##### Data section

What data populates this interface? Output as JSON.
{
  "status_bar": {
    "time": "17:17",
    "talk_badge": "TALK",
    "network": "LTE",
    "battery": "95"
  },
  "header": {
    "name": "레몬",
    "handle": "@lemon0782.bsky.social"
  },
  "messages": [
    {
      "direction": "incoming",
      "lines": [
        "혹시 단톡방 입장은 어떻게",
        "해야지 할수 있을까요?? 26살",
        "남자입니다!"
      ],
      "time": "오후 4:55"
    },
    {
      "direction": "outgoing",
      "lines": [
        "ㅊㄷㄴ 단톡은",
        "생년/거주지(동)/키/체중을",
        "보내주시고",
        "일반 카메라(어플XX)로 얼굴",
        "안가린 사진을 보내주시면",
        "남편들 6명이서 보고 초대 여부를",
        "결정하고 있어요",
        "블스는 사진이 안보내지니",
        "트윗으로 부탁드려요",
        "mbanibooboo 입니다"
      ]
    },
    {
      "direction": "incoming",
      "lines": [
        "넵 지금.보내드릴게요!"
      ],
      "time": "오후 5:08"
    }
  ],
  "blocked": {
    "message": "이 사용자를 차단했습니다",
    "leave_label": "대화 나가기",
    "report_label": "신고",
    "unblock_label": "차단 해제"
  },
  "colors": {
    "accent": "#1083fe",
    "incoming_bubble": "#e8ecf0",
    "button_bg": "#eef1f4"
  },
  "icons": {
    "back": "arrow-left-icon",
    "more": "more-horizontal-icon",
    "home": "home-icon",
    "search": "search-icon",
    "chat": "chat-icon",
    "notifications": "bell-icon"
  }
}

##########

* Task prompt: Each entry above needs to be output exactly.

* Answer section:
What data populates this interface? Output as JSON.
{
  "status_bar": {
    "time": "17:17",
    "talk_badge": "TALK",
    "network": "LTE",
    "battery": "95"
  },
  "header": {
    "name": "레몬",
    "handle": "@lemon0782.bsky.social"
  },
  "messages": [
    {
      "direction": "incoming",
      "lines": [
        "혹시 단톡방 입장은 어떻게",
        "해야지 할수 있을까요?? 26살",
        "남자입니다!"
      ],
      "time": "오후 4:55"
    },
    {
      "direction": "outgoing",
      "lines": [
        "ㅊㄷㄴ 단톡은",
        "생년/거주지(동)/키/체중을",
        "보내주시고",
        "일반 카메라(어플XX)로 얼굴",
        "안가린 사진을 보내주시면",
        "남편들 6명이서 보고 초대 여부를",
        "결정하고 있어요",
        "블스는 사진이 안보내지니",
        "트윗으로 부탁드려요",
        "mbanibooboo 입니다"
      ]
    },
    {
      "direction": "incoming",
      "lines": [
        "넵 지금.보내드릴게요!"
      ],
      "time": "오후 5:08"
    }
  ],
  "blocked": {
    "message": "이 사용자를 차단했습니다",
    "leave_label": "대화 나가기",
    "report_label": "신고",
    "unblock_label": "차단 해제"
  },
  "colors": {
    "accent": "#1083fe",
    "incoming_bubble": "#e8ecf0",
    "button_bg": "#eef1f4"
  },
  "icons": {
    "back": "arrow-left-icon",
    "more": "more-horizontal-icon",
    "home": "home-icon",
    "search": "search-icon",
    "chat": "chat-icon",
    "notifications": "bell-icon"
  }
}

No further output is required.